---------- INPUT MATERIAL ----------

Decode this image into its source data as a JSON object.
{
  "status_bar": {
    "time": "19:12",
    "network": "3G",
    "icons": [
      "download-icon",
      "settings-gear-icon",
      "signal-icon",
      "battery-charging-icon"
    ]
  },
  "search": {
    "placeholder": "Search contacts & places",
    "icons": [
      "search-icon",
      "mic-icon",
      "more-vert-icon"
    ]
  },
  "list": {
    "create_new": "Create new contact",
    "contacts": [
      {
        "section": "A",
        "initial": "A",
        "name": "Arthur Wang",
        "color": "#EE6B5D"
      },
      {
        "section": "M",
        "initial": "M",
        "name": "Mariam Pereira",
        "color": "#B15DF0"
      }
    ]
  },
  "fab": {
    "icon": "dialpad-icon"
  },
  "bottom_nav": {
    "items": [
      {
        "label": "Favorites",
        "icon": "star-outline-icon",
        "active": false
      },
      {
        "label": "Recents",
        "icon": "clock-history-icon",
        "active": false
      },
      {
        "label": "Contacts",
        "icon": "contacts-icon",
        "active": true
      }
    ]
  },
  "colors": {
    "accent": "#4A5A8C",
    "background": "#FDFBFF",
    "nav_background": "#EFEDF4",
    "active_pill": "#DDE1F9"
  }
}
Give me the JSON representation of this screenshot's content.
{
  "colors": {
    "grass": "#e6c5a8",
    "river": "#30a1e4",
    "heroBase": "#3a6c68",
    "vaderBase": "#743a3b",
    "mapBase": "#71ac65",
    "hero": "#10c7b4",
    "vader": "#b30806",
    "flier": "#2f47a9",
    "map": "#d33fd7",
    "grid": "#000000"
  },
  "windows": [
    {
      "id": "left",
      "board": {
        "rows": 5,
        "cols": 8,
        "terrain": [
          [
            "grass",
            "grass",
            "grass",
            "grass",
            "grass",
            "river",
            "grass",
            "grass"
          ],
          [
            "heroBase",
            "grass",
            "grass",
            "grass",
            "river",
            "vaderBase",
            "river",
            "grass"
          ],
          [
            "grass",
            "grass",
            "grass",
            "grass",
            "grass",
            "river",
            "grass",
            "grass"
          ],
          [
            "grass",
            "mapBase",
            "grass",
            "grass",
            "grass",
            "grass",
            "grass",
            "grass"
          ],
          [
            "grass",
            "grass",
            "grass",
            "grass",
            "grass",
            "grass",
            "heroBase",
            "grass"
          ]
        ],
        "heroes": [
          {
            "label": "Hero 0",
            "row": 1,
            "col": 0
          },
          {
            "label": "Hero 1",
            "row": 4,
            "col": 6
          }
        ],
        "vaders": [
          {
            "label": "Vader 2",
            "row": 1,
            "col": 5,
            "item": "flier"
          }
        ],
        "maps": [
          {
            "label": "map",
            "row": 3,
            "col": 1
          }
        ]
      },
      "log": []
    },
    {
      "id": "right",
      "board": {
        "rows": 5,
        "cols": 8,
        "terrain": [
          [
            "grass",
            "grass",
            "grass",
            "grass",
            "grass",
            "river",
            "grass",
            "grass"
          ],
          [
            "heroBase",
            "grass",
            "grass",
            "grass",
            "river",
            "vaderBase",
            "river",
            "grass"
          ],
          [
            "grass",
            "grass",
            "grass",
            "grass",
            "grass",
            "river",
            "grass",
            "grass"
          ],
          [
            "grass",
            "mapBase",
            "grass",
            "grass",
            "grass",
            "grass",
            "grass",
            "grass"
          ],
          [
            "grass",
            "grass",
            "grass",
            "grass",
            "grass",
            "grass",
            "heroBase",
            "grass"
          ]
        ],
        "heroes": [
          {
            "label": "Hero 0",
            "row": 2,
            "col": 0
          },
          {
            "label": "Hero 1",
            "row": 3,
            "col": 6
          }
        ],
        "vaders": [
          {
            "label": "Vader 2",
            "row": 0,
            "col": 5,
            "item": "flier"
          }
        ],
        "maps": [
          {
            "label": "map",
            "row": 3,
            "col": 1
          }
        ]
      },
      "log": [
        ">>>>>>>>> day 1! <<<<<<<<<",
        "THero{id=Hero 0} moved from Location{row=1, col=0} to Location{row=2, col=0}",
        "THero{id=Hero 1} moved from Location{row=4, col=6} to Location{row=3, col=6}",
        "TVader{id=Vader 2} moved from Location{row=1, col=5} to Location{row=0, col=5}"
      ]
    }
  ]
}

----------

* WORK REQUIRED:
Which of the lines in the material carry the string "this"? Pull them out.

* OUTPUT OF THE EXERCISE:
Decode this image into its source data as a JSON object.
Give me the JSON representation of this screenshot's content.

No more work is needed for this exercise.